The world offered messages of thanks and encouragement to Andy Murray after he announced his retirement due to chronic hip pain in a press conference before the Australian Open. 

The three-time Grand Slam champion held back tears as he announced that his "endpoint" will be this year's Wimbledon, if he can keep playing that long. Murray has undergone a lengthy recovery process from his hip injury and has struggled with his movement and pain in the last year.

Murray said he would play the Australian Open, where he is scheduled to face No. 22 seed Roberto Bautista Agut. In 2013, Murray became the first British man to win Wimbledon in 77 years. He has also won two Olympic gold medals and was formerly the No. 1 in the world. Murray underwent hip surgery in Jan. 2018 and has been attempting to make a full comeback to the tour since then.

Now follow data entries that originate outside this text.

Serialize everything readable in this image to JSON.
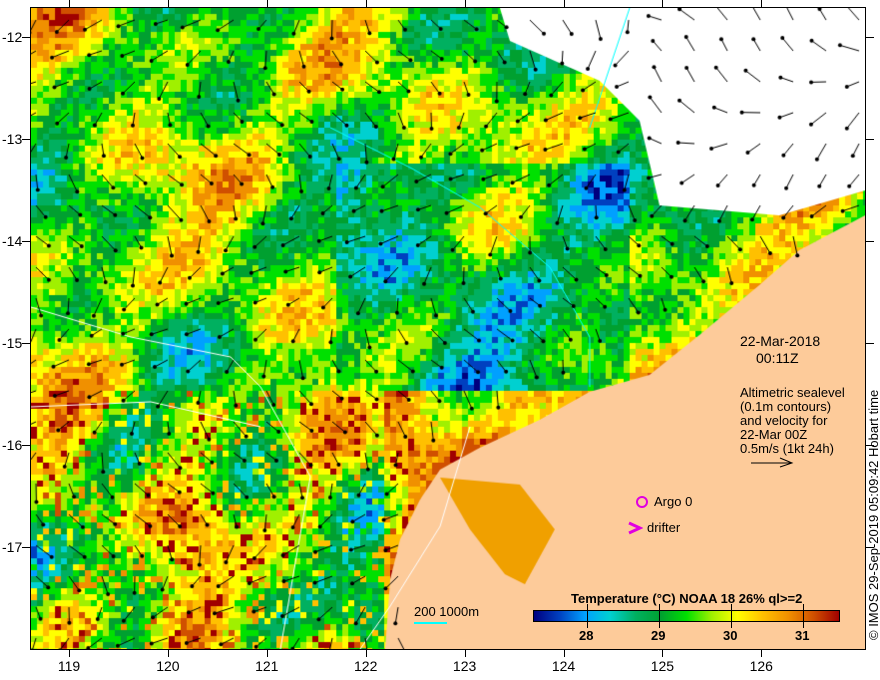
{
  "map": {
    "x_ticks": [
      "119",
      "120",
      "121",
      "122",
      "123",
      "124",
      "125",
      "126"
    ],
    "y_ticks": [
      "-12",
      "-13",
      "-14",
      "-15",
      "-16",
      "-17"
    ],
    "date": "22-Mar-2018",
    "time": "00:11Z",
    "altimetry_note": [
      "Altimetric sealevel",
      "(0.1m contours)",
      "and velocity for",
      "22-Mar 00Z",
      "0.5m/s (1kt 24h)"
    ],
    "legend": {
      "argo": "Argo 0",
      "drifter": "drifter",
      "argo_color": "#e000e0"
    },
    "depth_label": "200  1000m",
    "credit": "© IMOS 29-Sep-2019 05:09:42 Hobart time"
  },
  "colorbar": {
    "title": "Temperature (°C) NOAA 18 26% ql>=2",
    "ticks": [
      "28",
      "29",
      "30",
      "31"
    ],
    "range": [
      27.25,
      31.5
    ]
  },
  "colors": {
    "land": "#fdcb9a",
    "nodata": "#ffffff",
    "contour": "#00ffff"
  }
}
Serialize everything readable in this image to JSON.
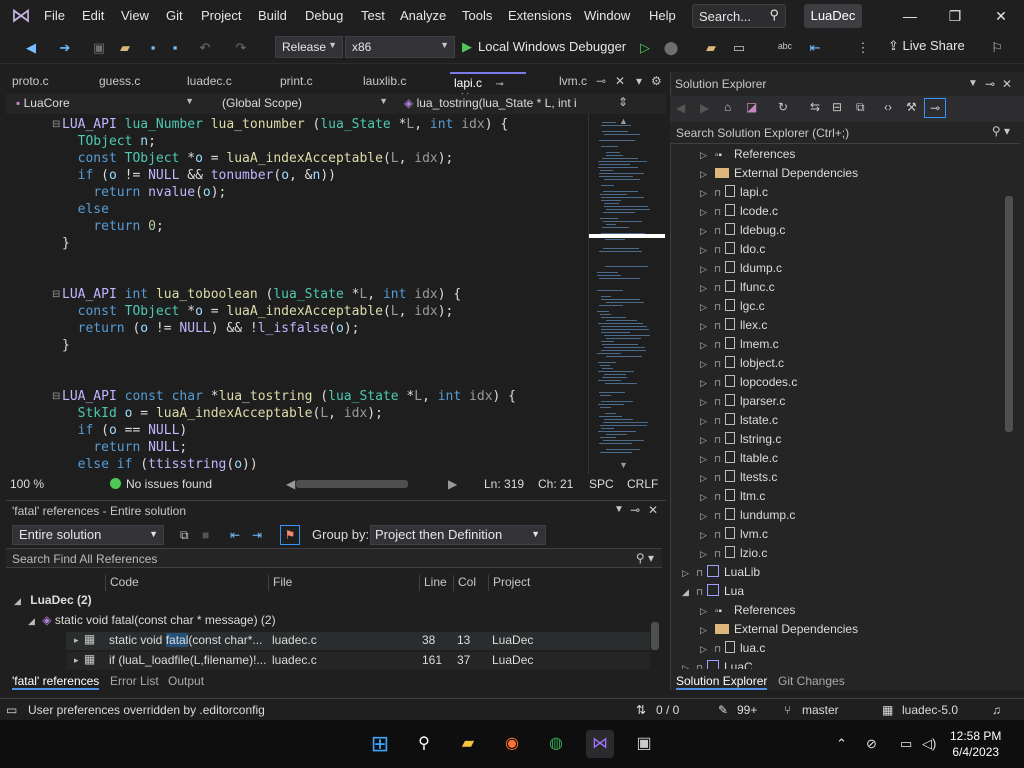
{
  "menu": {
    "items": [
      "File",
      "Edit",
      "View",
      "Git",
      "Project",
      "Build",
      "Debug",
      "Test",
      "Analyze",
      "Tools",
      "Extensions",
      "Window",
      "Help"
    ],
    "search_label": "Search...",
    "solution_name": "LuaDec"
  },
  "toolbar": {
    "configuration": "Release",
    "platform": "x86",
    "debugger": "Local Windows Debugger",
    "live_share": "Live Share"
  },
  "doc_tabs": [
    {
      "label": "proto.c"
    },
    {
      "label": "guess.c"
    },
    {
      "label": "luadec.c"
    },
    {
      "label": "print.c"
    },
    {
      "label": "lauxlib.c"
    },
    {
      "label": "lapi.c",
      "active": true
    },
    {
      "label": "lvm.c"
    }
  ],
  "nav": {
    "project": "LuaCore",
    "scope": "(Global Scope)",
    "member": "lua_tostring(lua_State * L, int i"
  },
  "code": [
    "LUA_API lua_Number lua_tonumber (lua_State *L, int idx) {",
    "  TObject n;",
    "  const TObject *o = luaA_indexAcceptable(L, idx);",
    "  if (o != NULL && tonumber(o, &n))",
    "    return nvalue(o);",
    "  else",
    "    return 0;",
    "}",
    "",
    "",
    "LUA_API int lua_toboolean (lua_State *L, int idx) {",
    "  const TObject *o = luaA_indexAcceptable(L, idx);",
    "  return (o != NULL) && !l_isfalse(o);",
    "}",
    "",
    "",
    "LUA_API const char *lua_tostring (lua_State *L, int idx) {",
    "  StkId o = luaA_indexAcceptable(L, idx);",
    "  if (o == NULL)",
    "    return NULL;",
    "  else if (ttisstring(o))"
  ],
  "editor_status": {
    "zoom": "100 %",
    "issues": "No issues found",
    "line": "Ln: 319",
    "col": "Ch: 21",
    "whitespace": "SPC",
    "eol": "CRLF"
  },
  "references": {
    "title": "'fatal' references - Entire solution",
    "scope": "Entire solution",
    "group_by_label": "Group by:",
    "group_by_value": "Project then Definition",
    "search_placeholder": "Search Find All References",
    "columns": [
      "Code",
      "File",
      "Line",
      "Col",
      "Project"
    ],
    "group": "LuaDec (2)",
    "definition": "static void fatal(const char * message)  (2)",
    "rows": [
      {
        "code_pre": "static void ",
        "code_hl": "fatal",
        "code_post": "(const char*...",
        "file": "luadec.c",
        "line": "38",
        "col": "13",
        "project": "LuaDec"
      },
      {
        "code_pre": "if (luaL_loadfile(L,filename)!...",
        "code_hl": "",
        "code_post": "",
        "file": "luadec.c",
        "line": "161",
        "col": "37",
        "project": "LuaDec"
      }
    ],
    "bottom_tabs": [
      "'fatal' references",
      "Error List",
      "Output"
    ]
  },
  "solution_explorer": {
    "title": "Solution Explorer",
    "search_placeholder": "Search Solution Explorer (Ctrl+;)",
    "items": [
      {
        "label": "References",
        "kind": "refs",
        "depth": 2
      },
      {
        "label": "External Dependencies",
        "kind": "folder",
        "depth": 2
      },
      {
        "label": "lapi.c",
        "kind": "file",
        "depth": 2
      },
      {
        "label": "lcode.c",
        "kind": "file",
        "depth": 2
      },
      {
        "label": "ldebug.c",
        "kind": "file",
        "depth": 2
      },
      {
        "label": "ldo.c",
        "kind": "file",
        "depth": 2
      },
      {
        "label": "ldump.c",
        "kind": "file",
        "depth": 2
      },
      {
        "label": "lfunc.c",
        "kind": "file",
        "depth": 2
      },
      {
        "label": "lgc.c",
        "kind": "file",
        "depth": 2
      },
      {
        "label": "llex.c",
        "kind": "file",
        "depth": 2
      },
      {
        "label": "lmem.c",
        "kind": "file",
        "depth": 2
      },
      {
        "label": "lobject.c",
        "kind": "file",
        "depth": 2
      },
      {
        "label": "lopcodes.c",
        "kind": "file",
        "depth": 2
      },
      {
        "label": "lparser.c",
        "kind": "file",
        "depth": 2
      },
      {
        "label": "lstate.c",
        "kind": "file",
        "depth": 2
      },
      {
        "label": "lstring.c",
        "kind": "file",
        "depth": 2
      },
      {
        "label": "ltable.c",
        "kind": "file",
        "depth": 2
      },
      {
        "label": "ltests.c",
        "kind": "file",
        "depth": 2
      },
      {
        "label": "ltm.c",
        "kind": "file",
        "depth": 2
      },
      {
        "label": "lundump.c",
        "kind": "file",
        "depth": 2
      },
      {
        "label": "lvm.c",
        "kind": "file",
        "depth": 2
      },
      {
        "label": "lzio.c",
        "kind": "file",
        "depth": 2
      },
      {
        "label": "LuaLib",
        "kind": "project",
        "depth": 1
      },
      {
        "label": "Lua",
        "kind": "project",
        "depth": 1,
        "expanded": true
      },
      {
        "label": "References",
        "kind": "refs",
        "depth": 2
      },
      {
        "label": "External Dependencies",
        "kind": "folder",
        "depth": 2
      },
      {
        "label": "lua.c",
        "kind": "file",
        "depth": 2
      },
      {
        "label": "LuaC",
        "kind": "project",
        "depth": 1
      }
    ],
    "bottom_tabs": [
      "Solution Explorer",
      "Git Changes"
    ]
  },
  "statusbar": {
    "message": "User preferences overridden by .editorconfig",
    "sync": "0 / 0",
    "pending": "99+",
    "branch": "master",
    "repo": "luadec-5.0"
  },
  "taskbar": {
    "time": "12:58 PM",
    "date": "6/4/2023"
  },
  "colors": {
    "accent": "#7a7aea",
    "keyword": "#569cd6",
    "type": "#4ec9b0",
    "function": "#dcdcaa",
    "success": "#4ec955"
  }
}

Nick Kyrgios posted a tribute to Murray on Facebook where he described himself as Murray's younger brother:

"Andy, I know you take me for a joker most of the time, but at least hear me out on this one old friend. You will always be someone that impacted the sport in so many different ways, I know this was never the way you wanted to go out, but hey it was a heck of a ride. You took me under your wing as soon as I got on tour, and to this day you have been someone I literally just look forward to seeing. You are one crazy tennis player, miles better than me, but I just want you to know that today isn’t only a sad day for you and your team, it’s a sad day for the sport and for everyone you’ve had an impact on. Which leaves me big fella.. these are a couple photos, that should make you smile and think, I was actually a little bit of a younger brother to you. Anyways, I just want you to know, and I’m sure you already do, everyone wants you to keep fighting and to keep being you. Goodluck at the Australian Open muzz, I’ll be behind you."

The world offered an outpouring of support and well-wishes for Murray on Twitter.

Murray ended the emotional day with a hug from his mom Judy, according to his Instagram.

Murray is the first of tennis' Big Four men's singles players to announce his retirement.